Putin is not ready to commit to such a cadre reshuffle even if he resents his junior partner. Medvedev does not even make a convincing scapegoat but still provides a reminder that the “national leader” is, in fact, replaceable. While keeping his distance from economic muddling, Putin concentrates more on his role as the commander-in-chief, staging a series of meetings with the top brass, about which little information is provided (RIA Novosti, May 17). Every large-scale exercise ordered by the no-nonsense Defense Minister Sergei Shoigu reveals more problems with the execution of military reforms; the reconstitution of the recently downgraded Kantemirovskaya and Tamanskaya brigades as divisions based in the close vicinity to Moscow provides only a minor feel-good factor, while adding to the problem of recruitment (Moskovsky Komsomolets, May 4). Plans to demonstrate Russia’s power-projection capabilities by deploying a naval squadron in the Eastern Mediterranean also ran into trouble because too few ships are capable of such a deployment. Meanwhile, suggestions that the French-made Mistral-class amphibious assault ship would be the flagship of this squadron remain hypothetical (RIA Novosti, May 18).
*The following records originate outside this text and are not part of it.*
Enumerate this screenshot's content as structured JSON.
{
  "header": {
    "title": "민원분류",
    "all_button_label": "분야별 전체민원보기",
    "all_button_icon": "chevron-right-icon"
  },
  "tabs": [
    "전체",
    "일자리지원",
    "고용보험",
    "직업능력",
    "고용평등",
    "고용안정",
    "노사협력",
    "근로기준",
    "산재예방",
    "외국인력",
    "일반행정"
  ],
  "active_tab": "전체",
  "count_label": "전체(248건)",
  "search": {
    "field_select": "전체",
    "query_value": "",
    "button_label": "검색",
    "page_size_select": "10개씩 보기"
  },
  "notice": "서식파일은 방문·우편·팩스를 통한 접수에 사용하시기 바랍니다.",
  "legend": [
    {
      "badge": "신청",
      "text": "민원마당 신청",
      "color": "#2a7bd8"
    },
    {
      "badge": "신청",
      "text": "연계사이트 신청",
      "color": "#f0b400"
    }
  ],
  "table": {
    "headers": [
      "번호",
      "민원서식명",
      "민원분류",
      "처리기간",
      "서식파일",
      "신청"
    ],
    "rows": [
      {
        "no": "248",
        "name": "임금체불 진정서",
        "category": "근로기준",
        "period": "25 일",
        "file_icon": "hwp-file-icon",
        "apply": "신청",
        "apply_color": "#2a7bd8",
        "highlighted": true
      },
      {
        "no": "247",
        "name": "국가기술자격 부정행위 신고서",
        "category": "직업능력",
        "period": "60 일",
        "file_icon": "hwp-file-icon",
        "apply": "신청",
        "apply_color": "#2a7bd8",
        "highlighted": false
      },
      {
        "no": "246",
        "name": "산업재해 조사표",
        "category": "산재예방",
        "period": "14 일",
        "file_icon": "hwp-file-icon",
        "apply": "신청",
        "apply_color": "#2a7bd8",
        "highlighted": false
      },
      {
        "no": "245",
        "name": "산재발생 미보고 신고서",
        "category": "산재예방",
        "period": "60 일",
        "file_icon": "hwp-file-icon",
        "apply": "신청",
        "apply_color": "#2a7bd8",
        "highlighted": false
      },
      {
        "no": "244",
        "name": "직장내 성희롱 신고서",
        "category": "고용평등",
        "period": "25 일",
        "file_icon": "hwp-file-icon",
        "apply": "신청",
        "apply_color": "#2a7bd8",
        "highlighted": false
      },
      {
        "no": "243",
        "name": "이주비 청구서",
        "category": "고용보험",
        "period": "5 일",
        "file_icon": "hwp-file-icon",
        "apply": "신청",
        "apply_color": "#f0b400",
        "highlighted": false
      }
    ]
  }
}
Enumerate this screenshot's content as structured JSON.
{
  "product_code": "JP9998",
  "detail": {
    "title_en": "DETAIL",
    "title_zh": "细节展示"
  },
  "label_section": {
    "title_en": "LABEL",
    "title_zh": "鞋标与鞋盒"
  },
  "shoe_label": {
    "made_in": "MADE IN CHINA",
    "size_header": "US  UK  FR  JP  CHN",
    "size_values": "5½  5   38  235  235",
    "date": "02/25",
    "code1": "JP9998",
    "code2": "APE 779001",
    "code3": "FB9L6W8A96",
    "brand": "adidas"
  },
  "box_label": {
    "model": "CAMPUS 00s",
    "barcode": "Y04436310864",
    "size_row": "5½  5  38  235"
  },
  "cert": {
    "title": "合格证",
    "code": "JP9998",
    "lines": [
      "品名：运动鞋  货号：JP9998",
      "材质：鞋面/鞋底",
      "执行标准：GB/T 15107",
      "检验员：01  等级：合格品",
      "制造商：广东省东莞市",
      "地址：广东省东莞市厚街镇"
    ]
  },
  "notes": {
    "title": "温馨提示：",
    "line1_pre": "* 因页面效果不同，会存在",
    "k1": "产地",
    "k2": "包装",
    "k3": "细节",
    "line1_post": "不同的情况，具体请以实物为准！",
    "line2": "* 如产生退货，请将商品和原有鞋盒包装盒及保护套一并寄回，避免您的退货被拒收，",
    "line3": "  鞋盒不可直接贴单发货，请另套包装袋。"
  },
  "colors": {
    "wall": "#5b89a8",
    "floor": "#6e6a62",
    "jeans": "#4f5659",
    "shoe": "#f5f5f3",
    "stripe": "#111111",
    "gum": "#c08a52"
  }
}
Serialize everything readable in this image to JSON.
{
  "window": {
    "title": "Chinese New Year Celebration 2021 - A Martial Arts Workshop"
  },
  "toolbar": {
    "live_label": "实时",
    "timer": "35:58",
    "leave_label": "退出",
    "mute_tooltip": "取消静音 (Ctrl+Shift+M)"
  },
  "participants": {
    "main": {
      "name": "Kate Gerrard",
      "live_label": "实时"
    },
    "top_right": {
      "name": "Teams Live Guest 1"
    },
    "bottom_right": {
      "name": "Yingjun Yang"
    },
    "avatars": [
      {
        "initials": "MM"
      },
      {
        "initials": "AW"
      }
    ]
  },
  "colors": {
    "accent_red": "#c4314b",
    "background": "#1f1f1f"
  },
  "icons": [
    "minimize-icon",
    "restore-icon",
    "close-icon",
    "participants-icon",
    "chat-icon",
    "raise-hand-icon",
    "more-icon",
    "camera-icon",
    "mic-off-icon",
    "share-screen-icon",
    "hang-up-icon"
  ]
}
Putin’s rigid stance on proceeding with arms exports to Syria, including surface-to-air and anti-ship missiles, shows that the influence of the various special services and lobbyists of military-industrial-patriotic interests, often collectively labeled as “siloviki,” is on the rise. Their push for a tougher line on Syria appears to be successful as Western emissaries crowd the Kremlin ante-chamber to plead for Putin to “do something.” That adds credibility to demands for harsher repressions in domestic affairs (Nezavisimaya Gazeta,, May 16). Last week’s spy scandal, ridiculous as it seems, fits into the pattern of prosecuting the “rebels” like Alexei Navalny on flimsy charges and portraying the disorganized opposition as a network of subversive cells sponsored from abroad by hundreds of millions of US dollars every month (Kommersant-Weekend, May 17). Another element of this pattern is turning the anti-corruption campaign, which Putin sees as a crucial means of sustaining public support, into an instrument of settling scores with arrogant oligarchs and seizing assets by, for instance, staging a high-profile apprehension of Rosbank CEO Vladimir Golubkov (, May 17).  

With all their statist ideology and newly-developed entrepreneurial skills, the siloviki have no clue about how to prevent the energy-exporting and consumer-goods-importing economy from sliding into recession. Nor have they a sound understanding of the origin and evolution of the opposition forces, swinging back and forth from discarding them as a marginal disturbance attempted by political losers to discovering a major conspiracy that must be countered by urgent funding for protective efforts. Putin harbors few illusions regarding his lieutenants’ scruples and would not mistake their patriotic zeal for competence. He hardly sees, however, how good they are at playing on his insecurity complexes and mistrust in independent opinion. Their tricks in manipulating the boss are becoming less sophisticated and more likely to target his disconnect with reality, obscuring Russia’s ability to deal with the challenges of its distorted transition.